§ What the exercise asks: From the listing below, copy every line with the word "description".

§ Source records:
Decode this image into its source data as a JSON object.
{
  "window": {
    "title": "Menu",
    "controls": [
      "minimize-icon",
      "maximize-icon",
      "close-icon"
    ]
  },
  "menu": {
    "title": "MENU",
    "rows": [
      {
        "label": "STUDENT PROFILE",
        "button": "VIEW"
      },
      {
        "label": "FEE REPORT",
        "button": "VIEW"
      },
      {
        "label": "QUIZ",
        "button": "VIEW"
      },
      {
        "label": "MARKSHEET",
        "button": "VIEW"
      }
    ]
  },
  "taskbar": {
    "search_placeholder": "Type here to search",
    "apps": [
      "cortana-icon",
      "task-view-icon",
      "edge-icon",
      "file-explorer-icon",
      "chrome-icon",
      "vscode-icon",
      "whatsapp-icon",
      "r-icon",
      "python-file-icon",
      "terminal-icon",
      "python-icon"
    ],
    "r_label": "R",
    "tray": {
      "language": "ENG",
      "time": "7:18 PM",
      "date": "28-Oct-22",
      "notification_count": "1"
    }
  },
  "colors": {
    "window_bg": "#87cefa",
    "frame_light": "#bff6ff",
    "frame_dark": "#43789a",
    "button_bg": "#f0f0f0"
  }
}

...

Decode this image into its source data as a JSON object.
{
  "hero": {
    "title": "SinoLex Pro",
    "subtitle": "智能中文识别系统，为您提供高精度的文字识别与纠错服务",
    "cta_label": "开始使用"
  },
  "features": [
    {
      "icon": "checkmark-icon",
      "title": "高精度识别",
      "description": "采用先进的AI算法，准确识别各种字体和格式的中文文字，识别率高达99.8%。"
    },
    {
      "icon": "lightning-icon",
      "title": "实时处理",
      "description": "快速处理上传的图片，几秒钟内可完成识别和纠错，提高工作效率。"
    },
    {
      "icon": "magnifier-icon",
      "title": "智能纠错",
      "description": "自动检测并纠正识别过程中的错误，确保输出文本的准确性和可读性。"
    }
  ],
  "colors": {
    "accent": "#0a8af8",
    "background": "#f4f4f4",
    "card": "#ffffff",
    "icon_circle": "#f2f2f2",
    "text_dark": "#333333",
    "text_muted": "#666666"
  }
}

§ Result of this task:
      "description": "采用先进的AI算法，准确识别各种字体和格式的中文文字，识别率高达99.8%。"
      "description": "快速处理上传的图片，几秒钟内可完成识别和纠错，提高工作效率。"
      "description": "自动检测并纠正识别过程中的错误，确保输出文本的准确性和可读性。"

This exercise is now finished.